3Com Corp. CFO Mike Rescoe has his work cut out for him. He took over as finance chief of the Santa Clara, Calif.-based networking company in May, two months after it announced a massive plan to reorganize and shed underperforming units. The new 3Com will focus on networking for small to midsize companies, home Internet appliances, and broadband. His first order of business was to take the restructuring story to Wall Street, where he told of the company's focus on core competencies and growth opportunities.
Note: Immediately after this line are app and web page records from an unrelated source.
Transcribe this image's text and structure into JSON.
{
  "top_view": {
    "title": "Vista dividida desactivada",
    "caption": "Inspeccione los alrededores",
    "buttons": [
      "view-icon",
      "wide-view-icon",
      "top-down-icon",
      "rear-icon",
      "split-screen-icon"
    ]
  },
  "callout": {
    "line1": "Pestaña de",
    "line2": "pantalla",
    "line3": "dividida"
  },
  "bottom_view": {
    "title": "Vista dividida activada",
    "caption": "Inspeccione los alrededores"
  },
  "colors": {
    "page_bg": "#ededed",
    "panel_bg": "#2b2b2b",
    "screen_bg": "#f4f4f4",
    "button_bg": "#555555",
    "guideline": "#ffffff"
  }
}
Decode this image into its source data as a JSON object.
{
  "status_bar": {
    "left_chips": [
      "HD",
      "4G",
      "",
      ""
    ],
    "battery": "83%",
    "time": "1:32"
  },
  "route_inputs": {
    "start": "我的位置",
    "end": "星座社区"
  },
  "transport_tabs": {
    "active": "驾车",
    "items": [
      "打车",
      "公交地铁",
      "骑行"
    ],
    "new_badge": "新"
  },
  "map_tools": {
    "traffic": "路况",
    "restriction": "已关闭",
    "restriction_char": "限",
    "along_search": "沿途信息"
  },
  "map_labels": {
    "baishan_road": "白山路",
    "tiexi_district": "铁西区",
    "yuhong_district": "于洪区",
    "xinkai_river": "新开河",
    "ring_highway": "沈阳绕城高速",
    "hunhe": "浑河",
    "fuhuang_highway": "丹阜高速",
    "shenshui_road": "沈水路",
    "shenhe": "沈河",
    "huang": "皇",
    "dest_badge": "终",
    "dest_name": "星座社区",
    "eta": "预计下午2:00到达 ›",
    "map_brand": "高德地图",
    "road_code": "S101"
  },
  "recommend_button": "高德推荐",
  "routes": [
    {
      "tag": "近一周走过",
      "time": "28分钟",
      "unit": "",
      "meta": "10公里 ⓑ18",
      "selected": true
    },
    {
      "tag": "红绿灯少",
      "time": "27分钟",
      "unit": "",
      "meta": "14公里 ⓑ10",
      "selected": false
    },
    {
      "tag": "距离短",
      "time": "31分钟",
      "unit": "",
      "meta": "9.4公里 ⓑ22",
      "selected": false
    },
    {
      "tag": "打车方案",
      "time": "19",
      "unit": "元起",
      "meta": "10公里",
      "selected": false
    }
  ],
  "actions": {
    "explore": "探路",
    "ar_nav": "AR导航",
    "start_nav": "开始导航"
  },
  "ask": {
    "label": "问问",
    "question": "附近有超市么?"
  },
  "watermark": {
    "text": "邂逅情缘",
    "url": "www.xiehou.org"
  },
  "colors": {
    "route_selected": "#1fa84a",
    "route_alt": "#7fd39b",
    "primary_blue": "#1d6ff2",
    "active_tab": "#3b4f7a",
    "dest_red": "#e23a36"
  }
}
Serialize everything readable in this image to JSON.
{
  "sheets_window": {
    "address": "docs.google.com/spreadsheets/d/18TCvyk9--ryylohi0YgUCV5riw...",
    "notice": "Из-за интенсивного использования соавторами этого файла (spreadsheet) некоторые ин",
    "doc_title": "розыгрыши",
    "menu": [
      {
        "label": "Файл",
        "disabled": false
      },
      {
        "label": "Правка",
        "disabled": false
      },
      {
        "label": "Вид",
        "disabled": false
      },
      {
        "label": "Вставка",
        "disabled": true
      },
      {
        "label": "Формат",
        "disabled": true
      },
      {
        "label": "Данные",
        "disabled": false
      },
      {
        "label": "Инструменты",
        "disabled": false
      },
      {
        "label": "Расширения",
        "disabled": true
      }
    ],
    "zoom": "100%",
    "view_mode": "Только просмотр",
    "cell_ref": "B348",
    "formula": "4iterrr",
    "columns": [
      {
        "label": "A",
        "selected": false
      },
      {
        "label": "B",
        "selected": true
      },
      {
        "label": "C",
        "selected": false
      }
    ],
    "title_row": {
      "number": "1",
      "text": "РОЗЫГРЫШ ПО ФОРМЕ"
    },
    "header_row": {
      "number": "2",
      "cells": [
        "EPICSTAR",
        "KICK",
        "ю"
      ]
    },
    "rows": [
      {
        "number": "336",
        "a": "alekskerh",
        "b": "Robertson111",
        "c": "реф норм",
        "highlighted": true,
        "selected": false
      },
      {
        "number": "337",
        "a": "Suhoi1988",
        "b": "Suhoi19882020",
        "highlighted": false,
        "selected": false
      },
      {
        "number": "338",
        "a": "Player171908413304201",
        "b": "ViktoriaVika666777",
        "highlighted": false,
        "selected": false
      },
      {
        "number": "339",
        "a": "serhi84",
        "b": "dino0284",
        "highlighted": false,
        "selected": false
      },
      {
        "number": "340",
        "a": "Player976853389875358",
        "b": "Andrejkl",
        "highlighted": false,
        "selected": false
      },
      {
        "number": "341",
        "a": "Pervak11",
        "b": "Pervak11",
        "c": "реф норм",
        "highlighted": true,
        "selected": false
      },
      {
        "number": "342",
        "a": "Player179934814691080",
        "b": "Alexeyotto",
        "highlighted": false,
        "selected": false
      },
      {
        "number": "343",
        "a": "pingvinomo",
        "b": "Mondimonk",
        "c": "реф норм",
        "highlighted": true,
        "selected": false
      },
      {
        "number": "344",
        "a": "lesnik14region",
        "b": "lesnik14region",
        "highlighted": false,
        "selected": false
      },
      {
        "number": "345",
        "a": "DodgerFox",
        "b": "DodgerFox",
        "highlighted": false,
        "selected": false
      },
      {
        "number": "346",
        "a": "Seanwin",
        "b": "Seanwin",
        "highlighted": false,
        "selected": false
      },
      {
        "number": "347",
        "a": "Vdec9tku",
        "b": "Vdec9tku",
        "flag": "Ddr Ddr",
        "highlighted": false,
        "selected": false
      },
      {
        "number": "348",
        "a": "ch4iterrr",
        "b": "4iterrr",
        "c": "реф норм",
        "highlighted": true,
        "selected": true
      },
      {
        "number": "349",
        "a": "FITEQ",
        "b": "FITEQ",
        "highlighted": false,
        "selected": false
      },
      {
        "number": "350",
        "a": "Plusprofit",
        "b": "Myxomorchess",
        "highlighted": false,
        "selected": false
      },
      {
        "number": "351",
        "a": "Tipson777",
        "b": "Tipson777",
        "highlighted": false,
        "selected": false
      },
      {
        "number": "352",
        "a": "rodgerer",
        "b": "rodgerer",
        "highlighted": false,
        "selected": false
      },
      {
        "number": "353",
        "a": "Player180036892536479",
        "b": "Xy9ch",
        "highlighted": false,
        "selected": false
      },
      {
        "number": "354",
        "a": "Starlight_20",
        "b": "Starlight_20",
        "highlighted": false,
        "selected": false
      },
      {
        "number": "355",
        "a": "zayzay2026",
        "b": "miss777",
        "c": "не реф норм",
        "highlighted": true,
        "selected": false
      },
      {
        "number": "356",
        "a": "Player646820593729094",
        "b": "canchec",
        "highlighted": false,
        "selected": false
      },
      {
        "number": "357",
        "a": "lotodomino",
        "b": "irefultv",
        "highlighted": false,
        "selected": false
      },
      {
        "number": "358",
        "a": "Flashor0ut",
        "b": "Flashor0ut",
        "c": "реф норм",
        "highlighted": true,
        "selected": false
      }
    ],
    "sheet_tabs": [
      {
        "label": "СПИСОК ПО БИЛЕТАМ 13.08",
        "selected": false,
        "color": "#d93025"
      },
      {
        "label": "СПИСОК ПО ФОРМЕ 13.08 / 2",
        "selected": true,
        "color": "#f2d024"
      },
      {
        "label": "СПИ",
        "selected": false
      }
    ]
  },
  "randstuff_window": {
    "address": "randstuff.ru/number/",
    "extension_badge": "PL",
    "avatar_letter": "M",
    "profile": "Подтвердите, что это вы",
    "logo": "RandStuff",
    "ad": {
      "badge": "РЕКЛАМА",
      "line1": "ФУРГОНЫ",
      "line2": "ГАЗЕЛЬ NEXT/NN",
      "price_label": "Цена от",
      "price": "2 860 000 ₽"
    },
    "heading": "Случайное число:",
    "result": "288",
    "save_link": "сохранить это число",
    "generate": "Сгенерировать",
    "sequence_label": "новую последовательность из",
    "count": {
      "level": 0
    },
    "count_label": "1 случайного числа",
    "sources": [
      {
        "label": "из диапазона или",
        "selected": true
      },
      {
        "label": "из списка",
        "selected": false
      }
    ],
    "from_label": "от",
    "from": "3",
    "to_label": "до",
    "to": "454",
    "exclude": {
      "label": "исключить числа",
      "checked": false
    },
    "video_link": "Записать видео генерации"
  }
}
But some critics claim that this is one they've heard before.
The company once pursued a chunk of the high- end corporate networking market, but lost out to Cisco Systems Inc. It also acquired U.S. Robotics three years ago, and is now shedding it because of the pressures it put on 3Com's profit margins.
In the past, analysts have blamed false starts and slow decision-making for the company's stagnant sales growth. Complicating things further is the question of what 3Com will do without Palm, its crown jewel. It is generally agreed among analysts that the March spin-off of 6% of Palm made sense because Palm had grown into a business model entirely different from 3Com's. Yet they also agree that when the remaining 94% is distributed in July, 3Com will rid itself of the buoy that is keeping its stock price afloat.
Still, 3Com's management is confident that this time, things will change. Rescoe says the restructuring plan brings "dramatic simplification." The company will renew its focus on what Rescoe considers its two main strengths, manufacturing and distribution capability. It has sold its cumbersome analog modem business to Asian companies NatSteel and Accton. In addition to the small and midsize networking market and home Internet connections for consumers, the company plans to launch a line of home Internet appliances. The first device, which lets users check E- mail and their favorite Web sites quickly, is scheduled to be introduced this fall.
Analysts concur with the logic of these changes, but are reserved about predicting the turnaround that the management is heralding. "The restructuring is logical," says Martin Pyykkonen, of the San Francisco office of CIBC Oppenheimer. "But it's not enough in the sense that [the company] is still keeping a revenue base with growth issues-only 15 percent to 20 percent of its revenue comes from high-growth markets," such as DSL modems, LAN telephony, or cable modems. He also expresses only a lukewarm enthusiasm for 3Com's product line, putting it only in the "OK to good" range.
Charles Rutstein, senior analyst at Forrester Research, in Cambridge, Mass., says the company's simplification efforts, though laudable, are insufficient, and that the synergy among the remaining product lines is unclear. He is particularly skeptical of the broadband business's fit. "That should go. It doesn't make any sense," he maintains.
Andy Schopick of Westport, Conn.-based Nutmeg Securities, is also wary of being overly optimistic about the success of the reorganization. "The outcome is uncertain," he says. "With the distribution of Palm, 3Com becomes a company that is searching for market opportunities. [The restructuring] is a process that is going to take an extended period of time before we can measure results in any tangible way." Still, he remains confident in 3Com's fundamentals: "3Com is a company very rich and deep in financial resources, with an outstanding management team."
Indeed, in the effort to sell the new 3Com to investors, Rescoe is leveraging those rich resources, billing the company as a value play. He considers the company's $3 billion in cash, no debt, real estate properties, and dozens of investments in technology start-ups as evidence that the company is a solid investment in today's volatile market. But rich resources notwithstanding, tech companies are rarely seen as value stocks.
Are people buying it? CIBC Oppenheimer's Pyykkonen sees the label as spin- doctoring. "There's a school of thought that says the notion of a value tech stock is a contradiction. In other words, it means there's a problem." Schopick suggests that the company has far to go before it emerges as a real winner in the market: "It is a value play- -now. It has lots of cash, and investors recognize that it's not going to be profitable for a while."
Rescoe insists Wall Street is receiving the pitch warmly and sees 3Com's "large, unrecognized value." Yet 3Com's stock performance paints a different picture. Since the company announced its restructuring plans on March 20, when the stock closed at 68 1/2, it has fallen to the mid-40s to lower-50s range, and remains there today. Apparently, the Street needs convincing. "[3Com has to] keep swinging the ax," says Forrester's Rutstein. "They're not out of the woods yet."